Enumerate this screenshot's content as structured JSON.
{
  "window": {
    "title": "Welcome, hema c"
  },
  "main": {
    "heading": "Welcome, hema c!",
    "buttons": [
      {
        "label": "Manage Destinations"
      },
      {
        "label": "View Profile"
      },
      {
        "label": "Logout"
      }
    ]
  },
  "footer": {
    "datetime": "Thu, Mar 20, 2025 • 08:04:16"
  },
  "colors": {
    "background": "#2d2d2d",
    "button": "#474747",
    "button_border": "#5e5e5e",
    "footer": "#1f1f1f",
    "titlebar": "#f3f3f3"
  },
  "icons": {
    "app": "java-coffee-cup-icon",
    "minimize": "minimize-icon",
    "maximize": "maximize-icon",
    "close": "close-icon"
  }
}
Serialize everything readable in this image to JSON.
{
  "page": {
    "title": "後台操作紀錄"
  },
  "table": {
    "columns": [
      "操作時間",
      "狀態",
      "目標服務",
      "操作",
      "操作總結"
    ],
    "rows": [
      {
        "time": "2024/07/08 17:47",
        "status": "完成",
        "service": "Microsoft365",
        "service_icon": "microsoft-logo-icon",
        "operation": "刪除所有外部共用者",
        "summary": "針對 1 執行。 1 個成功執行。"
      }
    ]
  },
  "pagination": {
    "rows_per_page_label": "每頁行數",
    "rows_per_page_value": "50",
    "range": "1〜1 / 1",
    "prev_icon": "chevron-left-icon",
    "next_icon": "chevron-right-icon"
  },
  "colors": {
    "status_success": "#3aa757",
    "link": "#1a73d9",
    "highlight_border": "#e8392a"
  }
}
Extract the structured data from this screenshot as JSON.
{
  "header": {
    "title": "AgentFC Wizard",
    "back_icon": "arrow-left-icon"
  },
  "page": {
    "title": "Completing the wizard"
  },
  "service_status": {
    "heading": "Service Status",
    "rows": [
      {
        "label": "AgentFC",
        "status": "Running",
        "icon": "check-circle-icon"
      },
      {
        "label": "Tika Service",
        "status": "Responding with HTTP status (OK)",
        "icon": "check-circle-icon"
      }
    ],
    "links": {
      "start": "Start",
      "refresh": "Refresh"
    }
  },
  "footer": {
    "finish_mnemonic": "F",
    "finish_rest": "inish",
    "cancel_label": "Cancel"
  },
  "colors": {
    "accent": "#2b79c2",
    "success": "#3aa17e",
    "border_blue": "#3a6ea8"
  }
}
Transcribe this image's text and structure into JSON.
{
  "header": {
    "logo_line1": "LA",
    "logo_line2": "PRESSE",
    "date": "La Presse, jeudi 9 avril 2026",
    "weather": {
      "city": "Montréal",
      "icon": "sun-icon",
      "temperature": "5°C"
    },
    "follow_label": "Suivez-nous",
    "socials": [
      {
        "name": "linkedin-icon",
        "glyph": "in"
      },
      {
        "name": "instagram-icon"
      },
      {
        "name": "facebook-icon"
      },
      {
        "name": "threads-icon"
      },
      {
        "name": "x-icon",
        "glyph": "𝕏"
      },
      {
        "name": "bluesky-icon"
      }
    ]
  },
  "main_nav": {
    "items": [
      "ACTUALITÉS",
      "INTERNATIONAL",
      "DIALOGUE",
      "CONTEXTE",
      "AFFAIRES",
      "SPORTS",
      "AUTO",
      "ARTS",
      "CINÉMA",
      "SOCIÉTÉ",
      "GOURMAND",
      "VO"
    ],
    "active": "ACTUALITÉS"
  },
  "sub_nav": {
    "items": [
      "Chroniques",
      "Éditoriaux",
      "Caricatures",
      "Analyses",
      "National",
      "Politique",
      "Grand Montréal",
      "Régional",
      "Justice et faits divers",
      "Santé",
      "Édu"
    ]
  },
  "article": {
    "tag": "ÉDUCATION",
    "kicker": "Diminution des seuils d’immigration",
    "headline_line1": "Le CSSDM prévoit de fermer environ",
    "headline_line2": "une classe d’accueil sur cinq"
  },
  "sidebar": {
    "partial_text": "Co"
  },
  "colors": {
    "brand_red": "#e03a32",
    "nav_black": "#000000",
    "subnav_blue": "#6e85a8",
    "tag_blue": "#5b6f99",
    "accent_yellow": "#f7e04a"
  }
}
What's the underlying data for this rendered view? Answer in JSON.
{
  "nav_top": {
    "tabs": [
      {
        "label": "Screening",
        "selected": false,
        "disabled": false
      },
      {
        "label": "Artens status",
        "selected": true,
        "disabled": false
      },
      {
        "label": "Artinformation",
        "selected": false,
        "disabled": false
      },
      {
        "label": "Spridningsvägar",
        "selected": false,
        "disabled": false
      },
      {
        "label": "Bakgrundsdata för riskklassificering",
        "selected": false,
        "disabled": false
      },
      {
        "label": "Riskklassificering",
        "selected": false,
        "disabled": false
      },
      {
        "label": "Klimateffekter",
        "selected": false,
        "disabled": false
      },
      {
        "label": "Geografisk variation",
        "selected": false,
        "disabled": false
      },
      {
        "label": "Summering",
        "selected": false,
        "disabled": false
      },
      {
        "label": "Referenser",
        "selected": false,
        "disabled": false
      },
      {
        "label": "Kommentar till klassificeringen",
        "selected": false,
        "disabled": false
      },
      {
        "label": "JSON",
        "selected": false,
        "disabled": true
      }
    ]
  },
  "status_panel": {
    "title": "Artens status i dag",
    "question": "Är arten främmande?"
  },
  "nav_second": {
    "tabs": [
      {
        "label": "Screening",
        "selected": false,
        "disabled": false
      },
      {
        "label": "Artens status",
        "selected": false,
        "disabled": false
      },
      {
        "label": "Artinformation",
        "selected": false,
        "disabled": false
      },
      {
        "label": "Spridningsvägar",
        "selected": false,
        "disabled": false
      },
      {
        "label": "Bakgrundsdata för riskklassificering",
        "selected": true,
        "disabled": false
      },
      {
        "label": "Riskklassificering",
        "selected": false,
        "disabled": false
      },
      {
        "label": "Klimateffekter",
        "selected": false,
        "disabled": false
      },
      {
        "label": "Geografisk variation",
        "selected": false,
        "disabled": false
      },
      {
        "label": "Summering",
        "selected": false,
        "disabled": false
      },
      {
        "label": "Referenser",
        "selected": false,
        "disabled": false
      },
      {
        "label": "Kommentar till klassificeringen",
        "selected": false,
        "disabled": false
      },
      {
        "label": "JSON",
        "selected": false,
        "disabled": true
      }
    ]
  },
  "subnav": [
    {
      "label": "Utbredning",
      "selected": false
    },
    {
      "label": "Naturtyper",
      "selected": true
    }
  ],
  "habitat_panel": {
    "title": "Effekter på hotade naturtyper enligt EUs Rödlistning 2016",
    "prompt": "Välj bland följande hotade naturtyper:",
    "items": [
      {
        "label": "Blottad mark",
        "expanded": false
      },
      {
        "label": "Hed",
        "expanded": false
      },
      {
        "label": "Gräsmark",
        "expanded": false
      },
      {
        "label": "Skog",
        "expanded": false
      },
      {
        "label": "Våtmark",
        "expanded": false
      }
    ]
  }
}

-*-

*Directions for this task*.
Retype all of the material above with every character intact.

*Written response*.
Enumerate this screenshot's content as structured JSON.
{
  "window": {
    "title": "Welcome, hema c"
  },
  "main": {
    "heading": "Welcome, hema c!",
    "buttons": [
      {
        "label": "Manage Destinations"
      },
      {
        "label": "View Profile"
      },
      {
        "label": "Logout"
      }
    ]
  },
  "footer": {
    "datetime": "Thu, Mar 20, 2025 • 08:04:16"
  },
  "colors": {
    "background": "#2d2d2d",
    "button": "#474747",
    "button_border": "#5e5e5e",
    "footer": "#1f1f1f",
    "titlebar": "#f3f3f3"
  },
  "icons": {
    "app": "java-coffee-cup-icon",
    "minimize": "minimize-icon",
    "maximize": "maximize-icon",
    "close": "close-icon"
  }
}
Serialize everything readable in this image to JSON.
{
  "page": {
    "title": "後台操作紀錄"
  },
  "table": {
    "columns": [
      "操作時間",
      "狀態",
      "目標服務",
      "操作",
      "操作總結"
    ],
    "rows": [
      {
        "time": "2024/07/08 17:47",
        "status": "完成",
        "service": "Microsoft365",
        "service_icon": "microsoft-logo-icon",
        "operation": "刪除所有外部共用者",
        "summary": "針對 1 執行。 1 個成功執行。"
      }
    ]
  },
  "pagination": {
    "rows_per_page_label": "每頁行數",
    "rows_per_page_value": "50",
    "range": "1〜1 / 1",
    "prev_icon": "chevron-left-icon",
    "next_icon": "chevron-right-icon"
  },
  "colors": {
    "status_success": "#3aa757",
    "link": "#1a73d9",
    "highlight_border": "#e8392a"
  }
}
Extract the structured data from this screenshot as JSON.
{
  "header": {
    "title": "AgentFC Wizard",
    "back_icon": "arrow-left-icon"
  },
  "page": {
    "title": "Completing the wizard"
  },
  "service_status": {
    "heading": "Service Status",
    "rows": [
      {
        "label": "AgentFC",
        "status": "Running",
        "icon": "check-circle-icon"
      },
      {
        "label": "Tika Service",
        "status": "Responding with HTTP status (OK)",
        "icon": "check-circle-icon"
      }
    ],
    "links": {
      "start": "Start",
      "refresh": "Refresh"
    }
  },
  "footer": {
    "finish_mnemonic": "F",
    "finish_rest": "inish",
    "cancel_label": "Cancel"
  },
  "colors": {
    "accent": "#2b79c2",
    "success": "#3aa17e",
    "border_blue": "#3a6ea8"
  }
}
Transcribe this image's text and structure into JSON.
{
  "header": {
    "logo_line1": "LA",
    "logo_line2": "PRESSE",
    "date": "La Presse, jeudi 9 avril 2026",
    "weather": {
      "city": "Montréal",
      "icon": "sun-icon",
      "temperature": "5°C"
    },
    "follow_label": "Suivez-nous",
    "socials": [
      {
        "name": "linkedin-icon",
        "glyph": "in"
      },
      {
        "name": "instagram-icon"
      },
      {
        "name": "facebook-icon"
      },
      {
        "name": "threads-icon"
      },
      {
        "name": "x-icon",
        "glyph": "𝕏"
      },
      {
        "name": "bluesky-icon"
      }
    ]
  },
  "main_nav": {
    "items": [
      "ACTUALITÉS",
      "INTERNATIONAL",
      "DIALOGUE",
      "CONTEXTE",
      "AFFAIRES",
      "SPORTS",
      "AUTO",
      "ARTS",
      "CINÉMA",
      "SOCIÉTÉ",
      "GOURMAND",
      "VO"
    ],
    "active": "ACTUALITÉS"
  },
  "sub_nav": {
    "items": [
      "Chroniques",
      "Éditoriaux",
      "Caricatures",
      "Analyses",
      "National",
      "Politique",
      "Grand Montréal",
      "Régional",
      "Justice et faits divers",
      "Santé",
      "Édu"
    ]
  },
  "article": {
    "tag": "ÉDUCATION",
    "kicker": "Diminution des seuils d’immigration",
    "headline_line1": "Le CSSDM prévoit de fermer environ",
    "headline_line2": "une classe d’accueil sur cinq"
  },
  "sidebar": {
    "partial_text": "Co"
  },
  "colors": {
    "brand_red": "#e03a32",
    "nav_black": "#000000",
    "subnav_blue": "#6e85a8",
    "tag_blue": "#5b6f99",
    "accent_yellow": "#f7e04a"
  }
}
What's the underlying data for this rendered view? Answer in JSON.
{
  "nav_top": {
    "tabs": [
      {
        "label": "Screening",
        "selected": false,
        "disabled": false
      },
      {
        "label": "Artens status",
        "selected": true,
        "disabled": false
      },
      {
        "label": "Artinformation",
        "selected": false,
        "disabled": false
      },
      {
        "label": "Spridningsvägar",
        "selected": false,
        "disabled": false
      },
      {
        "label": "Bakgrundsdata för riskklassificering",
        "selected": false,
        "disabled": false
      },
      {
        "label": "Riskklassificering",
        "selected": false,
        "disabled": false
      },
      {
        "label": "Klimateffekter",
        "selected": false,
        "disabled": false
      },
      {
        "label": "Geografisk variation",
        "selected": false,
        "disabled": false
      },
      {
        "label": "Summering",
        "selected": false,
        "disabled": false
      },
      {
        "label": "Referenser",
        "selected": false,
        "disabled": false
      },
      {
        "label": "Kommentar till klassificeringen",
        "selected": false,
        "disabled": false
      },
      {
        "label": "JSON",
        "selected": false,
        "disabled": true
      }
    ]
  },
  "status_panel": {
    "title": "Artens status i dag",
    "question": "Är arten främmande?"
  },
  "nav_second": {
    "tabs": [
      {
        "label": "Screening",
        "selected": false,
        "disabled": false
      },
      {
        "label": "Artens status",
        "selected": false,
        "disabled": false
      },
      {
        "label": "Artinformation",
        "selected": false,
        "disabled": false
      },
      {
        "label": "Spridningsvägar",
        "selected": false,
        "disabled": false
      },
      {
        "label": "Bakgrundsdata för riskklassificering",
        "selected": true,
        "disabled": false
      },
      {
        "label": "Riskklassificering",
        "selected": false,
        "disabled": false
      },
      {
        "label": "Klimateffekter",
        "selected": false,
        "disabled": false
      },
      {
        "label": "Geografisk variation",
        "selected": false,
        "disabled": false
      },
      {
        "label": "Summering",
        "selected": false,
        "disabled": false
      },
      {
        "label": "Referenser",
        "selected": false,
        "disabled": false
      },
      {
        "label": "Kommentar till klassificeringen",
        "selected": false,
        "disabled": false
      },
      {
        "label": "JSON",
        "selected": false,
        "disabled": true
      }
    ]
  },
  "subnav": [
    {
      "label": "Utbredning",
      "selected": false
    },
    {
      "label": "Naturtyper",
      "selected": true
    }
  ],
  "habitat_panel": {
    "title": "Effekter på hotade naturtyper enligt EUs Rödlistning 2016",
    "prompt": "Välj bland följande hotade naturtyper:",
    "items": [
      {
        "label": "Blottad mark",
        "expanded": false
      },
      {
        "label": "Hed",
        "expanded": false
      },
      {
        "label": "Gräsmark",
        "expanded": false
      },
      {
        "label": "Skog",
        "expanded": false
      },
      {
        "label": "Våtmark",
        "expanded": false
      }
    ]
  }
}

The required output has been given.